According to Thorne, these attributes are extremely important to engine manufacturers, which he says have turned to Index to provide custom-engineered solutions for heavy-duty diesels that will be EPA '07-compliant.
“One of Index's key strengths,” says Thorne, “is that we are a one-stop shop with almost 30 years of applications experience. We can set up to build 100 pieces or we can run a 10,000-piece order. That's important as a lot of people are scrambling to meet the upcoming diesel emissions regulations.”
He notes that many suppliers do not have a specific heavy-duty vehicle market focus or are either unwilling or unable to respond quickly to engine makers' switch requirements. “They are focused on the automotive industry and volume-driven sales,” he says
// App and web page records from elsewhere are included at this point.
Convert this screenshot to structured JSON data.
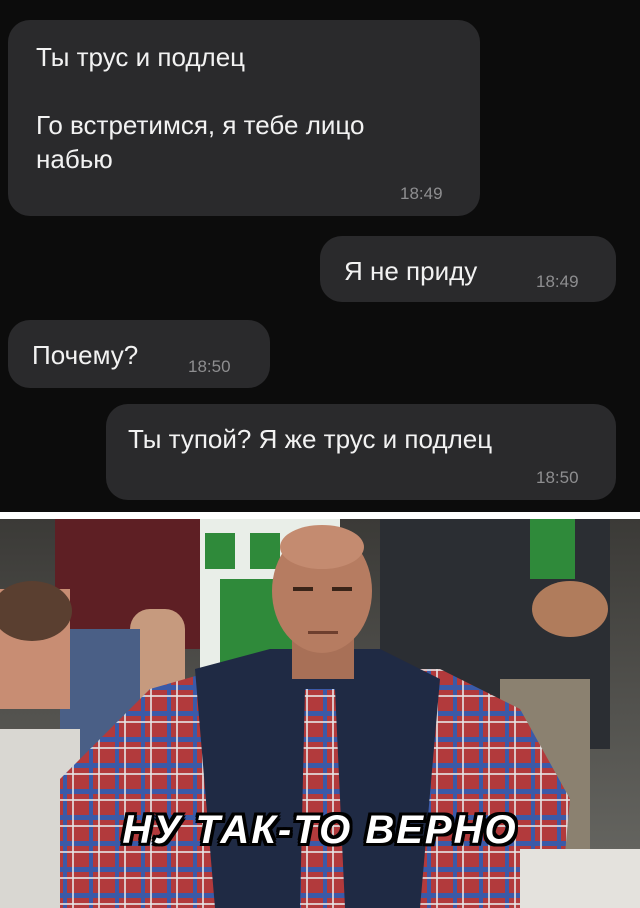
{
  "messages": [
    {
      "lines": [
        "Ты трус и подлец",
        "",
        "Го встретимся, я тебе лицо",
        "набью"
      ],
      "time": "18:49",
      "side": "incoming"
    },
    {
      "lines": [
        "Я не приду"
      ],
      "time": "18:49",
      "side": "outgoing"
    },
    {
      "lines": [
        "Почему?"
      ],
      "time": "18:50",
      "side": "incoming"
    },
    {
      "lines": [
        "Ты тупой? Я же трус и подлец"
      ],
      "time": "18:50",
      "side": "outgoing"
    }
  ],
  "meme": {
    "caption": "НУ ТАК-ТО ВЕРНО"
  },
  "colors": {
    "chat_bg": "#0c0c0c",
    "bubble": "#2a2a2c",
    "text": "#f2f2f2",
    "time": "#8e8e90"
  }
}
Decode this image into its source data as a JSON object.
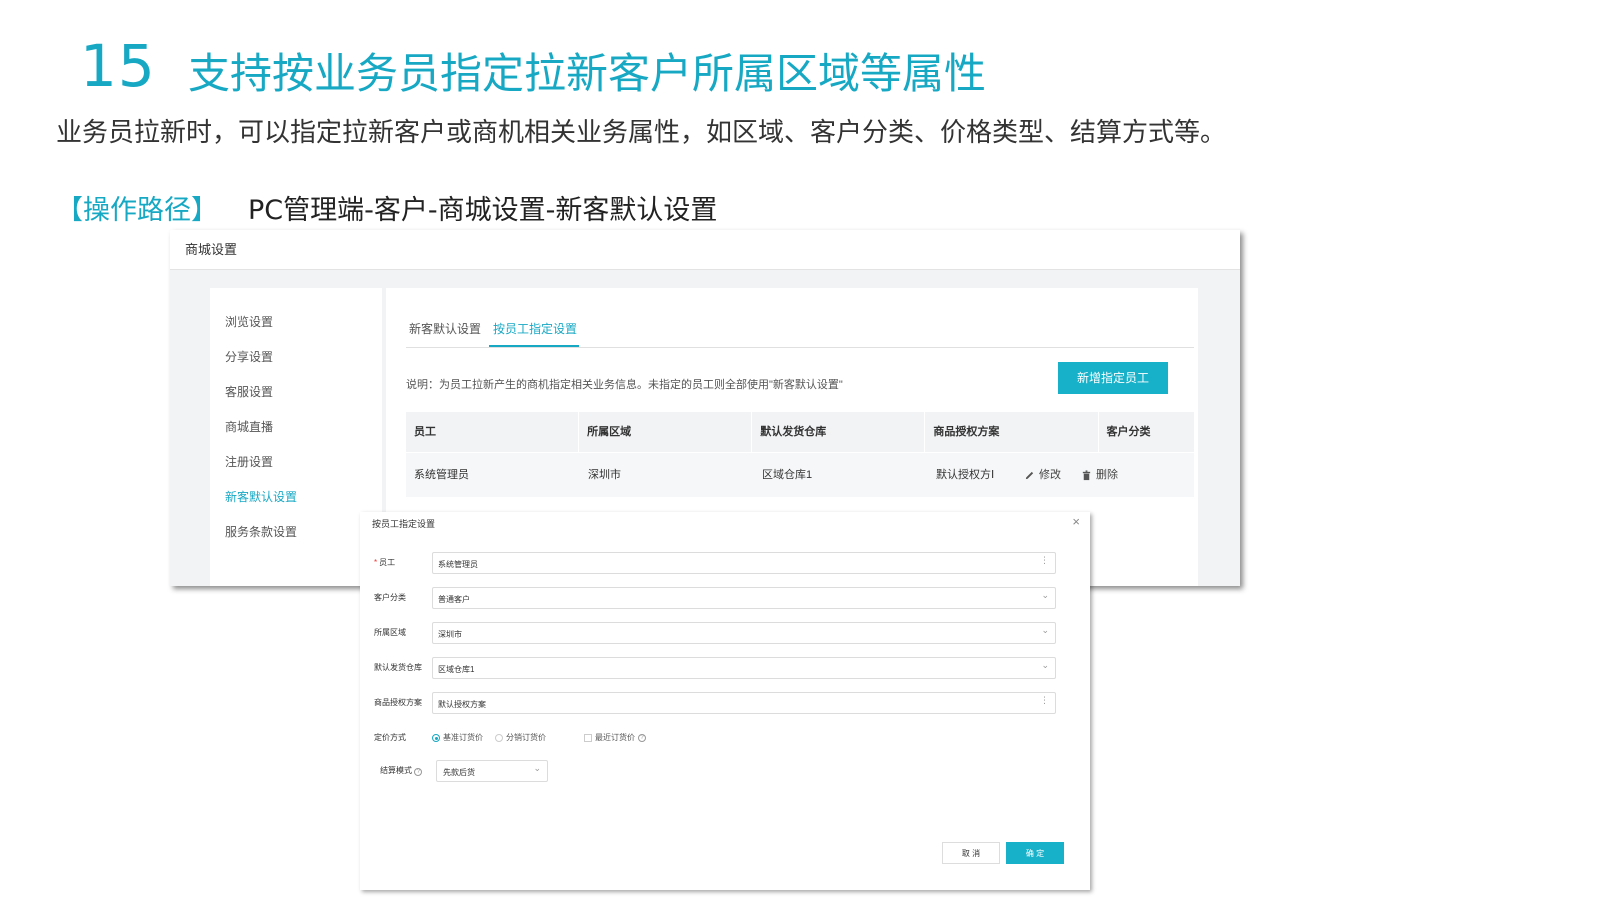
{
  "slide": {
    "number": "15",
    "title": "支持按业务员指定拉新客户所属区域等属性",
    "description": "业务员拉新时，可以指定拉新客户或商机相关业务属性，如区域、客户分类、价格类型、结算方式等。",
    "path_label": "【操作路径】",
    "path": "PC管理端-客户-商城设置-新客默认设置"
  },
  "window": {
    "title": "商城设置",
    "sidebar": [
      {
        "label": "浏览设置"
      },
      {
        "label": "分享设置"
      },
      {
        "label": "客服设置"
      },
      {
        "label": "商城直播"
      },
      {
        "label": "注册设置"
      },
      {
        "label": "新客默认设置"
      },
      {
        "label": "服务条款设置"
      }
    ],
    "tabs": [
      "新客默认设置",
      "按员工指定设置"
    ],
    "explain": "说明：为员工拉新产生的商机指定相关业务信息。未指定的员工则全部使用\"新客默认设置\"",
    "add_button": "新增指定员工",
    "table": {
      "headers": [
        "员工",
        "所属区域",
        "默认发货仓库",
        "商品授权方案",
        "客户分类"
      ],
      "rows": [
        {
          "employee": "系统管理员",
          "region": "深圳市",
          "warehouse": "区域仓库1",
          "plan": "默认授权方Ⅰ",
          "edit": "修改",
          "delete": "删除"
        }
      ]
    }
  },
  "dialog": {
    "title": "按员工指定设置",
    "fields": {
      "employee": {
        "label": "员工",
        "value": "系统管理员"
      },
      "category": {
        "label": "客户分类",
        "value": "普通客户"
      },
      "region": {
        "label": "所属区域",
        "value": "深圳市"
      },
      "warehouse": {
        "label": "默认发货仓库",
        "value": "区域仓库1"
      },
      "plan": {
        "label": "商品授权方案",
        "value": "默认授权方案"
      }
    },
    "pricing": {
      "label": "定价方式",
      "options": [
        "基准订货价",
        "分销订货价"
      ],
      "checkbox": "最近订货价",
      "selected": "基准订货价"
    },
    "settlement": {
      "label": "结算模式",
      "value": "先款后货"
    },
    "cancel": "取 消",
    "confirm": "确 定"
  },
  "colors": {
    "accent": "#17a8c4",
    "button": "#17b1c9"
  },
  "icons": [
    "close-icon",
    "chevron-down-icon",
    "more-icon",
    "edit-icon",
    "trash-icon",
    "help-icon"
  ]
}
Thorne points out that typical high-horsepower engine production runs range from 500 to 10,000 units. Developing a new part for a production run of that size may be difficult for commodity suppliers. “Index takes pride in differentiating ourselves from the commodity suppliers,” he says. “We add value by providing what you need, when you need it.
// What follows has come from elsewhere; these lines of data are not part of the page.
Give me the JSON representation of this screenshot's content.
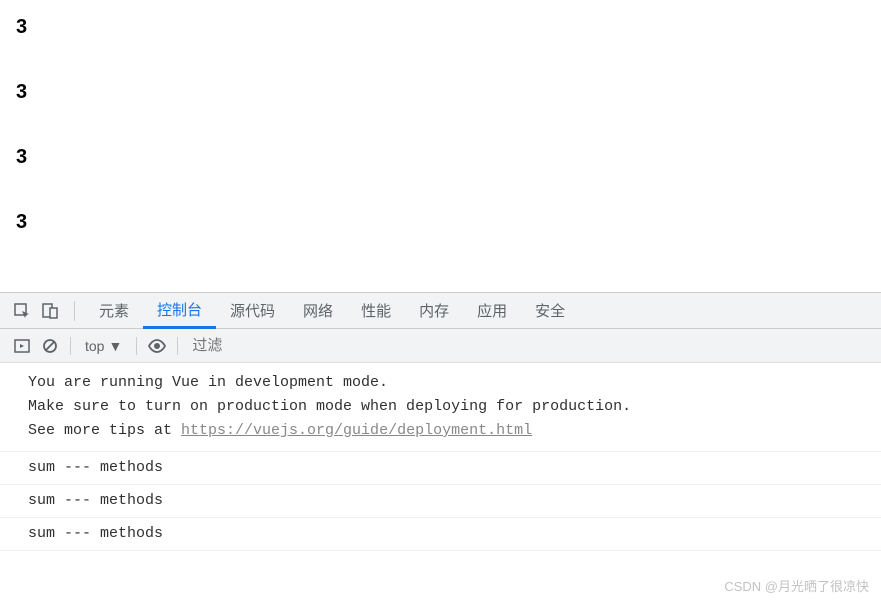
{
  "page": {
    "values": [
      "3",
      "3",
      "3",
      "3"
    ]
  },
  "devtools": {
    "tabs": {
      "elements": "元素",
      "console": "控制台",
      "sources": "源代码",
      "network": "网络",
      "performance": "性能",
      "memory": "内存",
      "application": "应用",
      "security": "安全"
    },
    "activeTab": "console"
  },
  "consoleToolbar": {
    "context": "top",
    "filterPlaceholder": "过滤"
  },
  "console": {
    "vueWarning": {
      "line1": "You are running Vue in development mode.",
      "line2": "Make sure to turn on production mode when deploying for production.",
      "line3Prefix": "See more tips at ",
      "line3Link": "https://vuejs.org/guide/deployment.html"
    },
    "logs": [
      "sum --- methods",
      "sum --- methods",
      "sum --- methods"
    ]
  },
  "watermark": "CSDN @月光晒了很凉快"
}
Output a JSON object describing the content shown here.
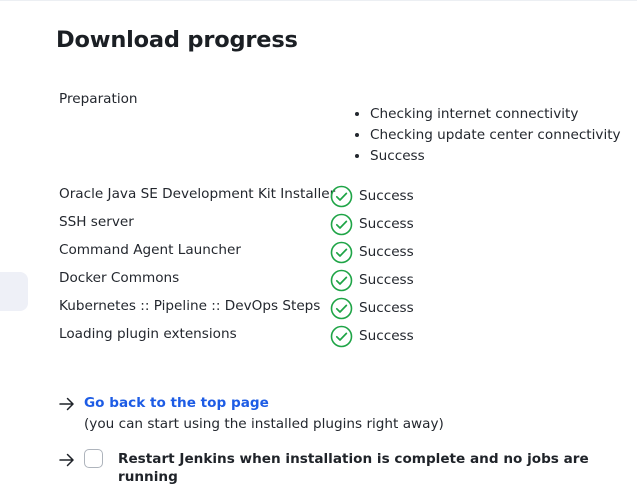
{
  "page": {
    "title": "Download progress"
  },
  "preparation": {
    "label": "Preparation",
    "checks": [
      "Checking internet connectivity",
      "Checking update center connectivity",
      "Success"
    ]
  },
  "plugins": [
    {
      "name": "Oracle Java SE Development Kit Installer",
      "status": "Success"
    },
    {
      "name": "SSH server",
      "status": "Success"
    },
    {
      "name": "Command Agent Launcher",
      "status": "Success"
    },
    {
      "name": "Docker Commons",
      "status": "Success"
    },
    {
      "name": "Kubernetes :: Pipeline :: DevOps Steps",
      "status": "Success"
    },
    {
      "name": "Loading plugin extensions",
      "status": "Success"
    }
  ],
  "actions": {
    "top_page_link": "Go back to the top page",
    "top_page_note": "(you can start using the installed plugins right away)",
    "restart_label": "Restart Jenkins when installation is complete and no jobs are running"
  },
  "icons": {
    "status": "success-check-circle-icon",
    "bullet": "arrow-right-icon"
  },
  "colors": {
    "success": "#1ea446",
    "link": "#1d5ce5"
  }
}
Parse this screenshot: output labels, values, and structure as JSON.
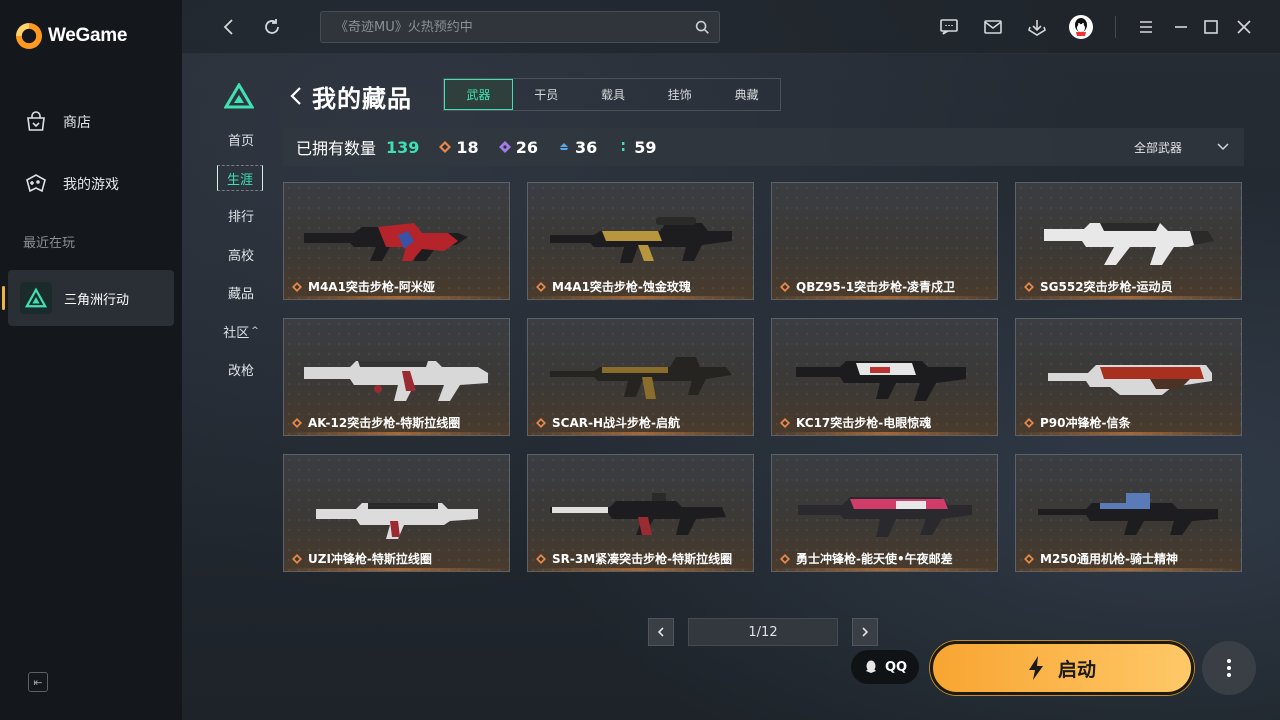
{
  "app": {
    "brand": "WeGame"
  },
  "sidebar": {
    "items": [
      {
        "label": "商店",
        "icon": "shop-bag-icon"
      },
      {
        "label": "我的游戏",
        "icon": "gamepad-icon"
      }
    ],
    "recent_label": "最近在玩",
    "recent_game": {
      "label": "三角洲行动",
      "icon": "delta-force-logo-icon"
    }
  },
  "topbar": {
    "search_placeholder": "《奇迹MU》火热预约中",
    "icons": [
      "back-arrow-icon",
      "refresh-icon",
      "search-icon",
      "chat-icon",
      "mail-icon",
      "download-icon",
      "qq-avatar",
      "menu-icon",
      "minimize-icon",
      "maximize-icon",
      "close-icon"
    ]
  },
  "inner_nav": [
    "首页",
    "生涯",
    "排行",
    "高校",
    "藏品",
    "社区",
    "改枪"
  ],
  "inner_nav_active": "生涯",
  "page": {
    "title": "我的藏品",
    "tabs": [
      "武器",
      "干员",
      "载具",
      "挂饰",
      "典藏"
    ],
    "active_tab": "武器"
  },
  "stats": {
    "owned_label": "已拥有数量",
    "owned_count": "139",
    "tiers": [
      {
        "value": "18",
        "color": "#e8874a",
        "icon": "red-rarity-icon"
      },
      {
        "value": "26",
        "color": "#a07de6",
        "icon": "purple-rarity-icon"
      },
      {
        "value": "36",
        "color": "#5aa6e8",
        "icon": "blue-rarity-icon"
      },
      {
        "value": "59",
        "color": "#3fe0b2",
        "icon": "green-rarity-icon"
      }
    ],
    "filter_label": "全部武器"
  },
  "weapons": [
    {
      "name": "M4A1突击步枪-阿米娅",
      "accent": "#b5242a"
    },
    {
      "name": "M4A1突击步枪-蚀金玫瑰",
      "accent": "#b8963e"
    },
    {
      "name": "QBZ95-1突击步枪-凌青戍卫",
      "accent": ""
    },
    {
      "name": "SG552突击步枪-运动员",
      "accent": "#e8e8e8"
    },
    {
      "name": "AK-12突击步枪-特斯拉线圈",
      "accent": "#d8d8d8"
    },
    {
      "name": "SCAR-H战斗步枪-启航",
      "accent": "#8a6c2c"
    },
    {
      "name": "KC17突击步枪-电眼惊魂",
      "accent": "#e6e6e6"
    },
    {
      "name": "P90冲锋枪-信条",
      "accent": "#a8301e"
    },
    {
      "name": "UZI冲锋枪-特斯拉线圈",
      "accent": "#dcdcdc"
    },
    {
      "name": "SR-3M紧凑突击步枪-特斯拉线圈",
      "accent": "#e0e0e0"
    },
    {
      "name": "勇士冲锋枪-能天使•午夜邮差",
      "accent": "#d23c6a"
    },
    {
      "name": "M250通用机枪-骑士精神",
      "accent": "#5a7bb8"
    }
  ],
  "pagination": {
    "indicator": "1/12"
  },
  "bottom": {
    "qq_label": "QQ",
    "launch_label": "启动"
  }
}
“We work directly with engine manufacturers to understand their requirements and very quickly provide them with samples,” Thorne continues. “Our flexibility allows us to respond directly to design engineers and our capacity allows us to meet customer demand.
“The '07 engines will run hotter to meet the emissions standards,” he reports. “As the engine runs hotter, it becomes more critical to get accurate information to the engine control module. Highly engineered combinations of electronic switches, sensors and mechanical switches are essential to accomplish this.”
Whether mechanical or electronic, these temperature and pressure switches and sensors must be durable and robust to stand up to a heavy-duty operating environment for the life of an engine, according to Thorne.
“We've learned from our customers that our switches have tighter tolerances and are more accurate,” he relates. “We can fine-tune them to a very tight window, which is key to reducing emissions. For the ECM to function correctly, everything must be kept in a very narrow band.
“The evolution of emissions regulations from '02 and now to '07 and then on to '10,” says Thorne, “requires increasingly complex engineering challenges for truck engine manufacturers. Index looks forward to partnering with our customers to meet these challenges.”